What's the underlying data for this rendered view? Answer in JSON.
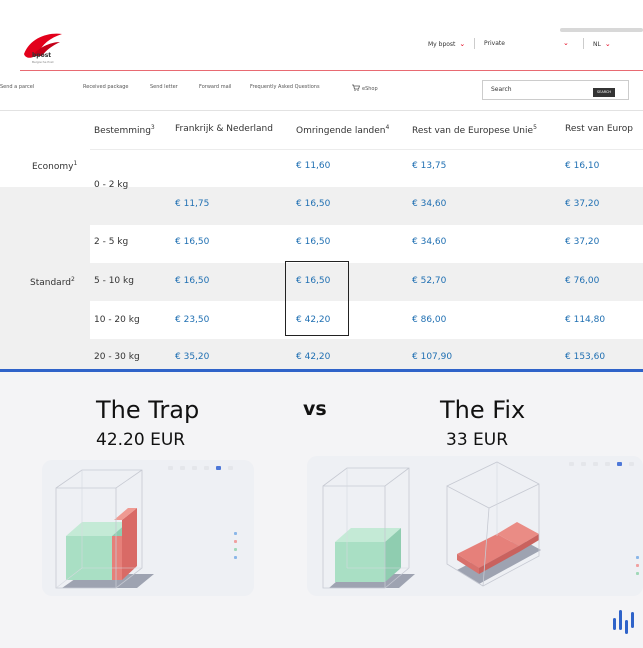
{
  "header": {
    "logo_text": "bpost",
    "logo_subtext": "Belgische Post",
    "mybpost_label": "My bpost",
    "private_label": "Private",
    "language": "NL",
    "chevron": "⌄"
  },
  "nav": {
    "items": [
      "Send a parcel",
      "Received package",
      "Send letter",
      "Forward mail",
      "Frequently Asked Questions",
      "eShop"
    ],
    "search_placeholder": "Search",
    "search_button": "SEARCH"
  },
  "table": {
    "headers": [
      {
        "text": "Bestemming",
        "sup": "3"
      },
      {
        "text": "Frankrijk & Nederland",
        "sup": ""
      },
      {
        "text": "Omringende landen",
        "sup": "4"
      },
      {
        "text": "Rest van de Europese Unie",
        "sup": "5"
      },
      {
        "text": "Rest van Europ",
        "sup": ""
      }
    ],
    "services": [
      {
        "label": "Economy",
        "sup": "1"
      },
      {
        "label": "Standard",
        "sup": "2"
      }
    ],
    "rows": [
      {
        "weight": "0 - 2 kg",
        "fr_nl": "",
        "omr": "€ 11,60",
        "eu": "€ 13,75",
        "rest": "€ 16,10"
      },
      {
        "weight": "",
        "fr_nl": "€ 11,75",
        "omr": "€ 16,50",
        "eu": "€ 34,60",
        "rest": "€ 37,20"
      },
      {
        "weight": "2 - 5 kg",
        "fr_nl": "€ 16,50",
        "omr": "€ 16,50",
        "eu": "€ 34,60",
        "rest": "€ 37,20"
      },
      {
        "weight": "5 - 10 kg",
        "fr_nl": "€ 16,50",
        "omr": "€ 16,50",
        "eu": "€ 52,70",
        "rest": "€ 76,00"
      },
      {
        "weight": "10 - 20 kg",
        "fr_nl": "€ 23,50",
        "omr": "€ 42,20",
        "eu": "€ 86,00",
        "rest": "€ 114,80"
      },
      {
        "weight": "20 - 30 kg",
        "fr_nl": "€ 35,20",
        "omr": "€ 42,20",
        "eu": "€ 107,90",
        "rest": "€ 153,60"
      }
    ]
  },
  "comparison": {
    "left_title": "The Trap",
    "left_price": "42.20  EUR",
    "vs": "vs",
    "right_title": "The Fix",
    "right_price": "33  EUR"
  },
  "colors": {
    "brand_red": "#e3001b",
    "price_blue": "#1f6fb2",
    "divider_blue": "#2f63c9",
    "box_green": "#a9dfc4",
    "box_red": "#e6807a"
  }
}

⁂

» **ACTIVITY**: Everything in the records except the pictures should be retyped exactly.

» **EXPECTED OUTPUT**:
What's the underlying data for this rendered view? Answer in JSON.
{
  "header": {
    "logo_text": "bpost",
    "logo_subtext": "Belgische Post",
    "mybpost_label": "My bpost",
    "private_label": "Private",
    "language": "NL",
    "chevron": "⌄"
  },
  "nav": {
    "items": [
      "Send a parcel",
      "Received package",
      "Send letter",
      "Forward mail",
      "Frequently Asked Questions",
      "eShop"
    ],
    "search_placeholder": "Search",
    "search_button": "SEARCH"
  },
  "table": {
    "headers": [
      {
        "text": "Bestemming",
        "sup": "3"
      },
      {
        "text": "Frankrijk & Nederland",
        "sup": ""
      },
      {
        "text": "Omringende landen",
        "sup": "4"
      },
      {
        "text": "Rest van de Europese Unie",
        "sup": "5"
      },
      {
        "text": "Rest van Europ",
        "sup": ""
      }
    ],
    "services": [
      {
        "label": "Economy",
        "sup": "1"
      },
      {
        "label": "Standard",
        "sup": "2"
      }
    ],
    "rows": [
      {
        "weight": "0 - 2 kg",
        "fr_nl": "",
        "omr": "€ 11,60",
        "eu": "€ 13,75",
        "rest": "€ 16,10"
      },
      {
        "weight": "",
        "fr_nl": "€ 11,75",
        "omr": "€ 16,50",
        "eu": "€ 34,60",
        "rest": "€ 37,20"
      },
      {
        "weight": "2 - 5 kg",
        "fr_nl": "€ 16,50",
        "omr": "€ 16,50",
        "eu": "€ 34,60",
        "rest": "€ 37,20"
      },
      {
        "weight": "5 - 10 kg",
        "fr_nl": "€ 16,50",
        "omr": "€ 16,50",
        "eu": "€ 52,70",
        "rest": "€ 76,00"
      },
      {
        "weight": "10 - 20 kg",
        "fr_nl": "€ 23,50",
        "omr": "€ 42,20",
        "eu": "€ 86,00",
        "rest": "€ 114,80"
      },
      {
        "weight": "20 - 30 kg",
        "fr_nl": "€ 35,20",
        "omr": "€ 42,20",
        "eu": "€ 107,90",
        "rest": "€ 153,60"
      }
    ]
  },
  "comparison": {
    "left_title": "The Trap",
    "left_price": "42.20  EUR",
    "vs": "vs",
    "right_title": "The Fix",
    "right_price": "33  EUR"
  },
  "colors": {
    "brand_red": "#e3001b",
    "price_blue": "#1f6fb2",
    "divider_blue": "#2f63c9",
    "box_green": "#a9dfc4",
    "box_red": "#e6807a"
  }
}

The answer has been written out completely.